■ **THE PROBLEM**
Where the string "true" occurs in a line of the data below, that line should be copied.

■ **SUPPLIED DATA**
════════
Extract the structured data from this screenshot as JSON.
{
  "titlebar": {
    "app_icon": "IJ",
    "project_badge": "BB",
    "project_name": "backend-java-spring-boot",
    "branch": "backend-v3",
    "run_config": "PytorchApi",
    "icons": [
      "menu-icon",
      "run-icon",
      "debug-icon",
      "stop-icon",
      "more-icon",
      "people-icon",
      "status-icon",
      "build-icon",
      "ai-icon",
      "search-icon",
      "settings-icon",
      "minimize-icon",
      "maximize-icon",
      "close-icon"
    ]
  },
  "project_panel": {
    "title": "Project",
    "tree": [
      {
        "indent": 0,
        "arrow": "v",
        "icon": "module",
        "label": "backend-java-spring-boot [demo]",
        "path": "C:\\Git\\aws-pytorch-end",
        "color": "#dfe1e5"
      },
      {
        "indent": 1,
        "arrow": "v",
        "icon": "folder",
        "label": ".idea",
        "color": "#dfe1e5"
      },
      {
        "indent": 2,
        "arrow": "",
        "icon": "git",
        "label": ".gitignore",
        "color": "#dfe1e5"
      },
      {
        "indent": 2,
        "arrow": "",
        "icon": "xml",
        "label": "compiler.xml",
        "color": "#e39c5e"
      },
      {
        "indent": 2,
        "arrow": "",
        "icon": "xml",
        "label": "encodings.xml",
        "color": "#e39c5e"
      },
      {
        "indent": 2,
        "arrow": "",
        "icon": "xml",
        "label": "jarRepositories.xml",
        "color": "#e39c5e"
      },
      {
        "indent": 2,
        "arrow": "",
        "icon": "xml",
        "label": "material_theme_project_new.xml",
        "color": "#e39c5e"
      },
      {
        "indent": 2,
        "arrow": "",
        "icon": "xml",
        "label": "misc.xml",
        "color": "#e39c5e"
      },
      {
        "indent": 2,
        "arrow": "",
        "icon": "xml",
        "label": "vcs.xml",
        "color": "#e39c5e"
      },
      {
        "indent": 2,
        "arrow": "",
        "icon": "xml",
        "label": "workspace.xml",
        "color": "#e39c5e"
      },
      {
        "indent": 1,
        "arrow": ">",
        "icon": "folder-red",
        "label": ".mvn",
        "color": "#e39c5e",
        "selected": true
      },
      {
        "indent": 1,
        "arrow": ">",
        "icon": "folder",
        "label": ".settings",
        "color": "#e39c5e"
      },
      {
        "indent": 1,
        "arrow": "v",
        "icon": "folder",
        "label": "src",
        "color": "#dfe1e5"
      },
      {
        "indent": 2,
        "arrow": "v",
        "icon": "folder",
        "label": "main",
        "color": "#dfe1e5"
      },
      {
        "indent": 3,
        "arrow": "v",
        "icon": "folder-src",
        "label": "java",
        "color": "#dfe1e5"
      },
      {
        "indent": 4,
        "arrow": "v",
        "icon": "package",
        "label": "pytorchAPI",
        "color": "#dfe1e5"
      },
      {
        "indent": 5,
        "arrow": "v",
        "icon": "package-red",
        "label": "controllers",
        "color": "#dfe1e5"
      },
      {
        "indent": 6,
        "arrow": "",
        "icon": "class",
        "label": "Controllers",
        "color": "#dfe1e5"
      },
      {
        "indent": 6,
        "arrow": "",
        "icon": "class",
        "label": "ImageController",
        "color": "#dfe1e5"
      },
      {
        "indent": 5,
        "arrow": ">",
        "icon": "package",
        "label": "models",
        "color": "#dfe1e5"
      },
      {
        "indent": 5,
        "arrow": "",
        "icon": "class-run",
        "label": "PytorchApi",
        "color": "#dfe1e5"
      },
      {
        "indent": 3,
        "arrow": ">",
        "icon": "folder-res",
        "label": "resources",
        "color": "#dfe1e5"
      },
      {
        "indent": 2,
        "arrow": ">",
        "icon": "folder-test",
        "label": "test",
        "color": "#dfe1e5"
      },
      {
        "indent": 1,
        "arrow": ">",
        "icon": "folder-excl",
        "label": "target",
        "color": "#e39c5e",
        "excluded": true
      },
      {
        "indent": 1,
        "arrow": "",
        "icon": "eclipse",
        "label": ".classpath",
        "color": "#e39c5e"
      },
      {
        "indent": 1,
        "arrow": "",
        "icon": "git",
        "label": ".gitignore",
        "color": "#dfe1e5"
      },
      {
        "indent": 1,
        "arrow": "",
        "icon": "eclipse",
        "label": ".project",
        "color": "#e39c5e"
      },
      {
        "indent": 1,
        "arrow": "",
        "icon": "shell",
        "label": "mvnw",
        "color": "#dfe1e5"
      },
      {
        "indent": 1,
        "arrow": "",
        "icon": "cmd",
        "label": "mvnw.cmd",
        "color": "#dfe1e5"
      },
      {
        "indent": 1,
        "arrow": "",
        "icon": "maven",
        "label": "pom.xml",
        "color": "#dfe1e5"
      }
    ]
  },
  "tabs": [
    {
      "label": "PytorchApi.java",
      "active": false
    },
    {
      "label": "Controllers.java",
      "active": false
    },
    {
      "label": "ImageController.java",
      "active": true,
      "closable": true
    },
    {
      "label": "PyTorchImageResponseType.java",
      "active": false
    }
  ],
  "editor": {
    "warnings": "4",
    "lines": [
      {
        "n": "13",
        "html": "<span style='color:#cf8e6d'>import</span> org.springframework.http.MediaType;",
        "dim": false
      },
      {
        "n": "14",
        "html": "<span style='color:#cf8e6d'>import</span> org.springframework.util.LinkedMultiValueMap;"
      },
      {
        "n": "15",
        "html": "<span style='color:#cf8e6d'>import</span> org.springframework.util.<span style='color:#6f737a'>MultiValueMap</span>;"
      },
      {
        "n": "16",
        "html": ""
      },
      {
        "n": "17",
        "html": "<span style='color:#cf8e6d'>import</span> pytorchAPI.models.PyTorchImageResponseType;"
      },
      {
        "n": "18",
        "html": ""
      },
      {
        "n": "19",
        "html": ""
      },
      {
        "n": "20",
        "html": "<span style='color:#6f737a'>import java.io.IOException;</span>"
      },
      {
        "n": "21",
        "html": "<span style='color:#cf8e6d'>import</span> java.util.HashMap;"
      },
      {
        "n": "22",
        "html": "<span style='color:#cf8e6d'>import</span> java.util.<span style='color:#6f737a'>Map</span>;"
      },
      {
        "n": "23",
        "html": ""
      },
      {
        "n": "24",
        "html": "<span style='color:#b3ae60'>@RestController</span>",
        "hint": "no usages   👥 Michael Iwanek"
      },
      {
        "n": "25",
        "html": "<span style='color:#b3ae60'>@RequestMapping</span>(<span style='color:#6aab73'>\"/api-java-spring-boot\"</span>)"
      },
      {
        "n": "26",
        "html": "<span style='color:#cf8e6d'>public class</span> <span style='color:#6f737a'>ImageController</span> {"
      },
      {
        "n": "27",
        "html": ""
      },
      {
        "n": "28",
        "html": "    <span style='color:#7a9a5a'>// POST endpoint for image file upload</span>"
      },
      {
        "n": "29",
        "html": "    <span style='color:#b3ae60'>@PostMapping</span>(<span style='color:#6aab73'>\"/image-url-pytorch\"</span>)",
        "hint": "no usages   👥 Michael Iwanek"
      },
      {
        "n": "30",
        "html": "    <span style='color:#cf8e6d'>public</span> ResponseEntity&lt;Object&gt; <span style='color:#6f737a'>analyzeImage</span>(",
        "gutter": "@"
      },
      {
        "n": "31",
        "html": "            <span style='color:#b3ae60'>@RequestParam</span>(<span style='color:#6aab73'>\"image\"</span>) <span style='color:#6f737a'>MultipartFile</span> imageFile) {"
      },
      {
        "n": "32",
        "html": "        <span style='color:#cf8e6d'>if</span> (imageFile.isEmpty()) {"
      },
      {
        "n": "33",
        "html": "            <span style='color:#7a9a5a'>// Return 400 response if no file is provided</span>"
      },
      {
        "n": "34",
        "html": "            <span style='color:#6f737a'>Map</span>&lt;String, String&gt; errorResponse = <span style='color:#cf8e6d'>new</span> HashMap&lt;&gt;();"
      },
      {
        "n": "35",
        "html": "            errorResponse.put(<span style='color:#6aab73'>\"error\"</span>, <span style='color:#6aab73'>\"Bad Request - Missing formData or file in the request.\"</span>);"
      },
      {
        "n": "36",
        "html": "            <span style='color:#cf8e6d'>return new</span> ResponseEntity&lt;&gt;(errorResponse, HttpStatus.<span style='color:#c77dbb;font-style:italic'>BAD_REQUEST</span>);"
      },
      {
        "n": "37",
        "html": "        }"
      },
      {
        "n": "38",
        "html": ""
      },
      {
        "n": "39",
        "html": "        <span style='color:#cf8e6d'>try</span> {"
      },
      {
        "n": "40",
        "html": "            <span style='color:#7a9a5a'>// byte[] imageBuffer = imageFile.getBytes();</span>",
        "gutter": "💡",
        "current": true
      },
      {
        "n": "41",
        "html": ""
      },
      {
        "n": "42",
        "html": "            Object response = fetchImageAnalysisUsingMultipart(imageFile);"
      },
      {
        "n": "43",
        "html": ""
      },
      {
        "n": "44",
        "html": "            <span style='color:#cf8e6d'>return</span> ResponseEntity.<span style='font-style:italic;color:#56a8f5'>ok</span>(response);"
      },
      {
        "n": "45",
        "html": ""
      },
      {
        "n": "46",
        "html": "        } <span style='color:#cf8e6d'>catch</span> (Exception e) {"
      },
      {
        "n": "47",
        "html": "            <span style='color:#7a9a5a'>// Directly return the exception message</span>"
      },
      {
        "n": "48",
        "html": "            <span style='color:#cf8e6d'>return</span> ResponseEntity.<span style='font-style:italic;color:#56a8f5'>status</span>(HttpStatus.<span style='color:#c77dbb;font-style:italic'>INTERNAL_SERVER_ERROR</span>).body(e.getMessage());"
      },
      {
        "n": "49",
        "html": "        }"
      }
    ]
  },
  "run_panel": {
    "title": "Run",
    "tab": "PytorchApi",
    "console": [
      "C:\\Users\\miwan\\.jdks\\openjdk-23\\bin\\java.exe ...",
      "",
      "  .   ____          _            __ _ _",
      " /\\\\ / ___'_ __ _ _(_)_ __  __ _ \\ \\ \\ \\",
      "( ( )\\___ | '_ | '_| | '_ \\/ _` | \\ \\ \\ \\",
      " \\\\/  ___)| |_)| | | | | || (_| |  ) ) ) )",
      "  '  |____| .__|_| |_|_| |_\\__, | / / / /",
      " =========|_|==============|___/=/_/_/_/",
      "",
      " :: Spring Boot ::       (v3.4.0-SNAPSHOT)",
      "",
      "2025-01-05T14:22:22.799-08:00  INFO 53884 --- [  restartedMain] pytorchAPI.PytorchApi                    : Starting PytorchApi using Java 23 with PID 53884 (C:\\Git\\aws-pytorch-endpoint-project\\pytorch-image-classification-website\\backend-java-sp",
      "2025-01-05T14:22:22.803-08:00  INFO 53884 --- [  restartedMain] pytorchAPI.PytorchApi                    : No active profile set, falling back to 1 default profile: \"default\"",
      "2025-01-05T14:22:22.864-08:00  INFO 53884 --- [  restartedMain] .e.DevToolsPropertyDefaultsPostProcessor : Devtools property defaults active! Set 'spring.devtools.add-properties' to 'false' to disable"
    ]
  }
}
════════
■ **REPLY**
        "selected": true
        "excluded": true
      "active": true,
      "closable": true
        "current": true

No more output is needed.